§ What is needed
Can you print every record below exactly as written?

§ Material to process
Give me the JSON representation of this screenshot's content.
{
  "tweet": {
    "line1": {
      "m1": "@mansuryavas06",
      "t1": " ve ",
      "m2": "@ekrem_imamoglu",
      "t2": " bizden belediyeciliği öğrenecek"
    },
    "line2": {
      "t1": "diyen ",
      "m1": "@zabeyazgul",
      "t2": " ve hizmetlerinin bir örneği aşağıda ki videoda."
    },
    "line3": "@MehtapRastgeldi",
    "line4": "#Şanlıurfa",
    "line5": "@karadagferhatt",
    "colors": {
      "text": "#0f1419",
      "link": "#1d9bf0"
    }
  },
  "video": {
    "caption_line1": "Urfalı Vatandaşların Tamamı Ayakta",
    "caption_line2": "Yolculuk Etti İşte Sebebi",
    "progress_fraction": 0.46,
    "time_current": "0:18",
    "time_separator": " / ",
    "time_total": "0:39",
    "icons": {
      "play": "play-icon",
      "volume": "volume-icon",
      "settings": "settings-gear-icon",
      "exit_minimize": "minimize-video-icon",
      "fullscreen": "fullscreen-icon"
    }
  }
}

§ Exercise solution
Give me the JSON representation of this screenshot's content.
{
  "tweet": {
    "line1": {
      "m1": "@mansuryavas06",
      "t1": " ve ",
      "m2": "@ekrem_imamoglu",
      "t2": " bizden belediyeciliği öğrenecek"
    },
    "line2": {
      "t1": "diyen ",
      "m1": "@zabeyazgul",
      "t2": " ve hizmetlerinin bir örneği aşağıda ki videoda."
    },
    "line3": "@MehtapRastgeldi",
    "line4": "#Şanlıurfa",
    "line5": "@karadagferhatt",
    "colors": {
      "text": "#0f1419",
      "link": "#1d9bf0"
    }
  },
  "video": {
    "caption_line1": "Urfalı Vatandaşların Tamamı Ayakta",
    "caption_line2": "Yolculuk Etti İşte Sebebi",
    "progress_fraction": 0.46,
    "time_current": "0:18",
    "time_separator": " / ",
    "time_total": "0:39",
    "icons": {
      "play": "play-icon",
      "volume": "volume-icon",
      "settings": "settings-gear-icon",
      "exit_minimize": "minimize-video-icon",
      "fullscreen": "fullscreen-icon"
    }
  }
}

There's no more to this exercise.